The one thing all of those choices have in common, though, is that they’re… well, choices. I choose to go to new places, eat new foods, listen to new music. I create specific spaces in which those things happen, and I build a framework to support them. When outside things push me, I don’t always do well with it.

As an illustrative example: my wife and I once visited the Vatican. As a tourist, it’s very, very crowded – crowded to the point where you don’t have any choice but to move with the glacial tide of that crowd. You couldn’t stand still or move faster if you wanted to. My wife commented as we got out the other side that it was the worst she’d ever seen me – I looked ready to fight, fists clenched, jaw set, eyes narrowed, practically snarling. It wasn’t that at any point I was doing something I wouldn’t have wanted to do, but I didn’t feel in control.

It has perhaps, on occasion, been gently suggested to me that I may have something of an issue with control. I think the word “freak” may have been used in a less than complimentary manner. I do not dispute the accuracy of this claim, but it’s oddly specific in my case – I have no problem yielding control over pretty much anything… as long as yielding control was a conscious choice on my part. I can be the most “go with the flow” guy you’ll meet, but it’s because I decided to be. I’ll go anywhere, but I don’t like being pushed.

Holiday celebrations of any kind represent a forced disruption to my routine; a structural weak point in my framework. Obligations and events and costs and interactions that I don’t choose to have, even if I otherwise would. Some, even many of these things are downright pleasant when I’m able to let myself believe that I would have chosen them, but it doesn’t change the fact that not choosing them makes my skin crawl.

This definitely means that left to my own devices I’d celebrate no holidays of any kind. I don’t begrudge anyone else their celebrations – Grinch and Scrooge may have been a bit of an exaggeration, as I’ll enjoy any sparkling house I happen to pass – but it’s just not in my nature to decorate.
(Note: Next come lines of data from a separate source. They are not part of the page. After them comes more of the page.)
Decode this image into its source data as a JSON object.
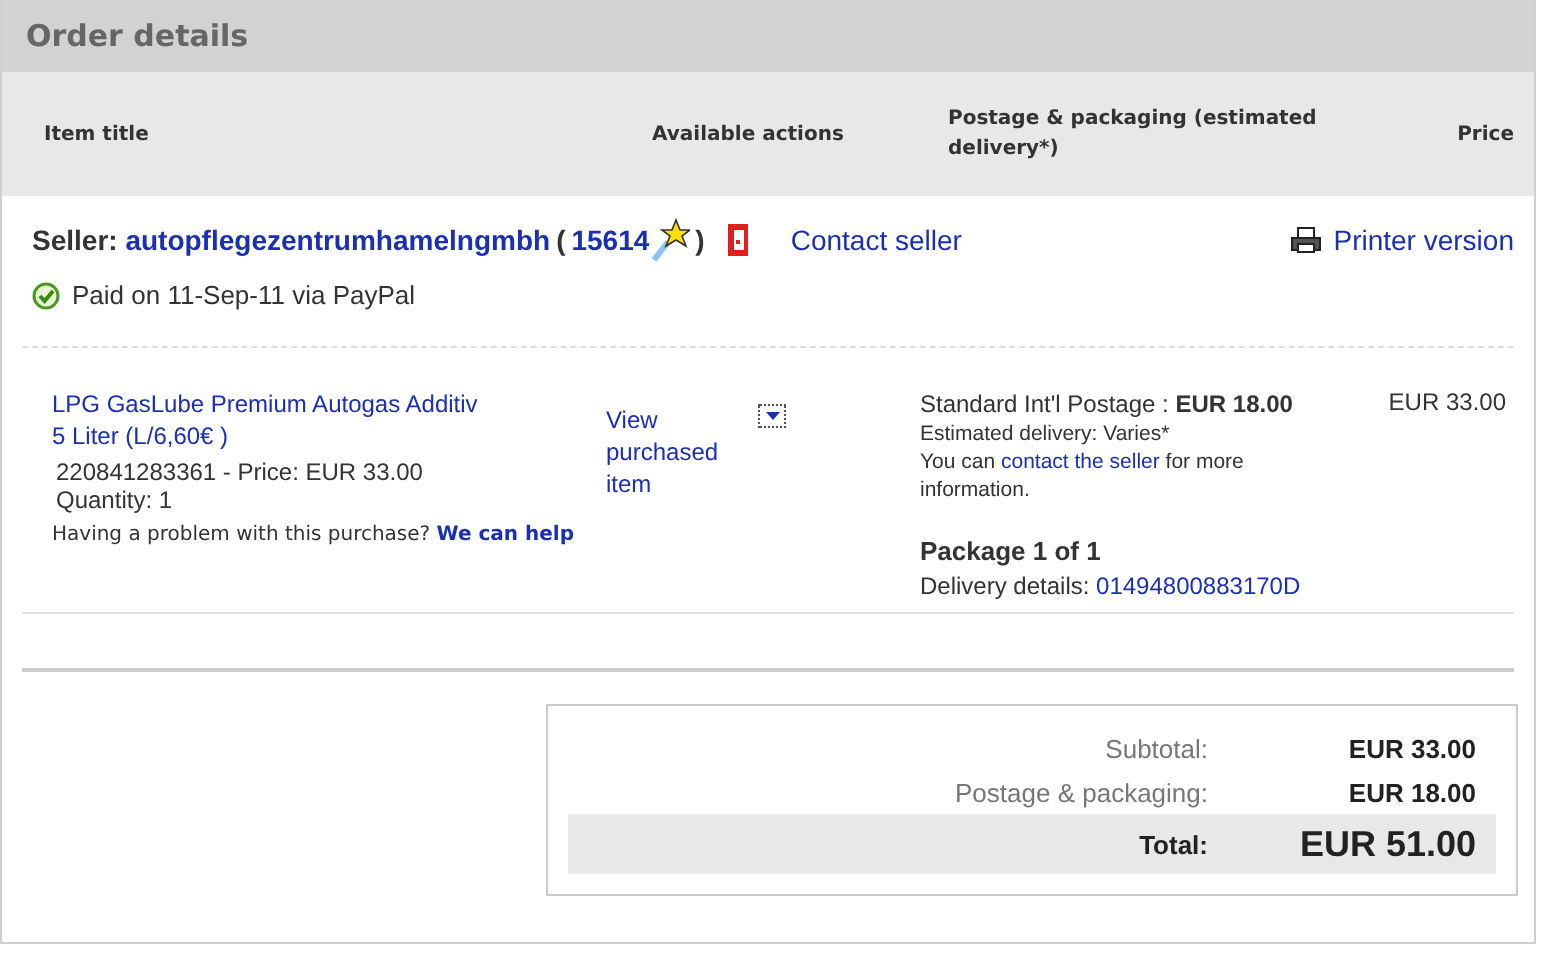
{
  "title": "Order details",
  "columns": [
    {
      "label": "Item title"
    },
    {
      "label": "Available actions"
    },
    {
      "label": "Postage & packaging (estimated delivery*)"
    },
    {
      "label": "Price"
    }
  ],
  "seller": {
    "label": "Seller:",
    "name": "autopflegezentrumhamelngmbh",
    "open": "(",
    "score": "15614",
    "close": ")",
    "contact": "Contact seller"
  },
  "printer": "Printer version",
  "payment": {
    "paid": true,
    "text": "Paid on 11-Sep-11 via PayPal"
  },
  "items": [
    {
      "title": "LPG GasLube Premium Autogas Additiv 5 Liter (L/6,60€ )",
      "id_price": "220841283361 - Price: EUR 33.00",
      "quantity": "Quantity: 1",
      "problem": "Having a problem with this purchase?",
      "help": "We can help",
      "action": "View purchased item",
      "postage_service": "Standard Int'l Postage : ",
      "postage_amount": "EUR 18.00",
      "estimated": "Estimated delivery: Varies*",
      "contact_pre": "You can ",
      "contact_link": "contact the seller",
      "contact_post": " for more information.",
      "package": "Package 1 of 1",
      "delivery_label": "Delivery details: ",
      "delivery_number": "01494800883170D",
      "price": "EUR 33.00"
    }
  ],
  "totals": [
    {
      "kind": "normal",
      "label": "Subtotal:",
      "value": "EUR 33.00"
    },
    {
      "kind": "normal",
      "label": "Postage & packaging:",
      "value": "EUR 18.00"
    },
    {
      "kind": "total",
      "label": "Total:",
      "value": "EUR 51.00"
    }
  ]
}
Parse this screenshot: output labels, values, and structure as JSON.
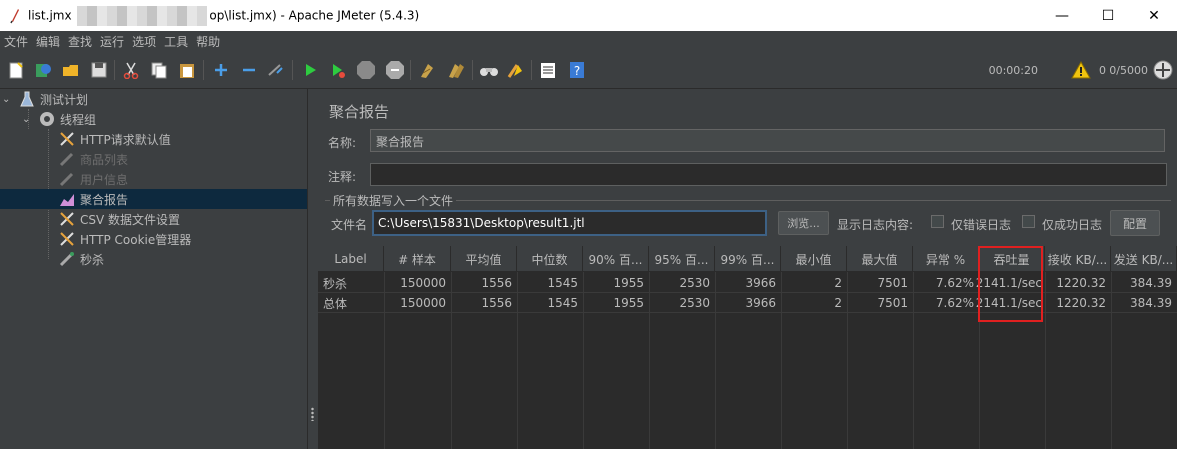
{
  "window": {
    "title_prefix": "list.jmx",
    "title_suffix": "op\\list.jmx) - Apache JMeter (5.4.3)",
    "minimize": "—",
    "maximize": "☐",
    "close": "✕"
  },
  "menu": [
    "文件",
    "编辑",
    "查找",
    "运行",
    "选项",
    "工具",
    "帮助"
  ],
  "toolbar": {
    "timer": "00:00:20",
    "warnings": "0",
    "threads": "0/5000"
  },
  "tree": [
    {
      "label": "测试计划",
      "icon": "flask-icon"
    },
    {
      "label": "线程组",
      "icon": "gear-icon"
    },
    {
      "label": "HTTP请求默认值",
      "icon": "wrench-icon"
    },
    {
      "label": "商品列表",
      "icon": "pipette-icon"
    },
    {
      "label": "用户信息",
      "icon": "pipette-icon"
    },
    {
      "label": "聚合报告",
      "icon": "chart-icon"
    },
    {
      "label": "CSV 数据文件设置",
      "icon": "wrench-icon"
    },
    {
      "label": "HTTP Cookie管理器",
      "icon": "wrench-icon"
    },
    {
      "label": "秒杀",
      "icon": "pipette-icon"
    }
  ],
  "panel": {
    "title": "聚合报告",
    "name_label": "名称:",
    "name_value": "聚合报告",
    "comment_label": "注释:",
    "comment_value": "",
    "group_title": "所有数据写入一个文件",
    "file_label": "文件名",
    "file_value": "C:\\Users\\15831\\Desktop\\result1.jtl",
    "browse_button": "浏览...",
    "log_label": "显示日志内容:",
    "errors_only": "仅错误日志",
    "success_only": "仅成功日志",
    "configure_button": "配置"
  },
  "table": {
    "headers": [
      "Label",
      "# 样本",
      "平均值",
      "中位数",
      "90% 百...",
      "95% 百...",
      "99% 百...",
      "最小值",
      "最大值",
      "异常 %",
      "吞吐量",
      "接收 KB/...",
      "发送 KB/..."
    ],
    "rows": [
      [
        "秒杀",
        "150000",
        "1556",
        "1545",
        "1955",
        "2530",
        "3966",
        "2",
        "7501",
        "7.62%",
        "2141.1/sec",
        "1220.32",
        "384.39"
      ],
      [
        "总体",
        "150000",
        "1556",
        "1545",
        "1955",
        "2530",
        "3966",
        "2",
        "7501",
        "7.62%",
        "2141.1/sec",
        "1220.32",
        "384.39"
      ]
    ]
  },
  "colors": {
    "background": "#3c3f41",
    "table_background": "#2b2b2b",
    "selection": "#0d293e",
    "highlight_border": "#e02020"
  }
}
Of course, I’ll die nowhere near this hill. I recognize that this puts me so far outside the norm for my culture that there’s virtually no chance of me even explaining it without sounding like a huge jerk, so instead I try to make the conscious choice at the beginning of every holiday season to “go with the flow” for a few months and be okay with all of the disruption. Maybe even that’s good for me. No one can be in control all the time, and maybe the biggest holiday lesson I can learn is that it’s good for me to lose my grip a little each year.


I once heard an absolutely amazing piece of wisdom; supposedly a Russian proverb, so who knows its origin. Doesn’t matter – truth is truth no matter who says it. The quote is:

“If you chase two rabbits, both will escape.”

The first time I heard that, let me tell you – it sank in. Hit me like a ton of bricks, really. I was chasing, conservatively, about three dozen rabbits at the time. I was scattered and wasn’t giving anything the attention it needed to thrive.

Few things will bring success like single-minded focus. Whatever thing you’re doing, that has to be the thing you do. Distractions are a killer.

I don’t think this means that your life has to be so narrowly focused that you have no room in it for more than one objective. Rather, I think it means that everything needs to have its place, and that place has to be respected. When you’re working, work. When you’re reading, read. When you’re running, run.

I think it also means to keep your reach within your grasp. Set attainable goals. Your goal can be “catch rabbits,” and you can be single-minded in your pursuit of that goal, and still fail if you try to do too much. I see so many people fail in their goals because they don’t start with something reasonable and attainable. They discourage themselves because they try to be a hero about their task.

Set a reasonable goal, and then pursue it with all you’ve got. If you catch the first rabbit, you can always catch another. But one rabbit – and one rabbit only – has to be your first target.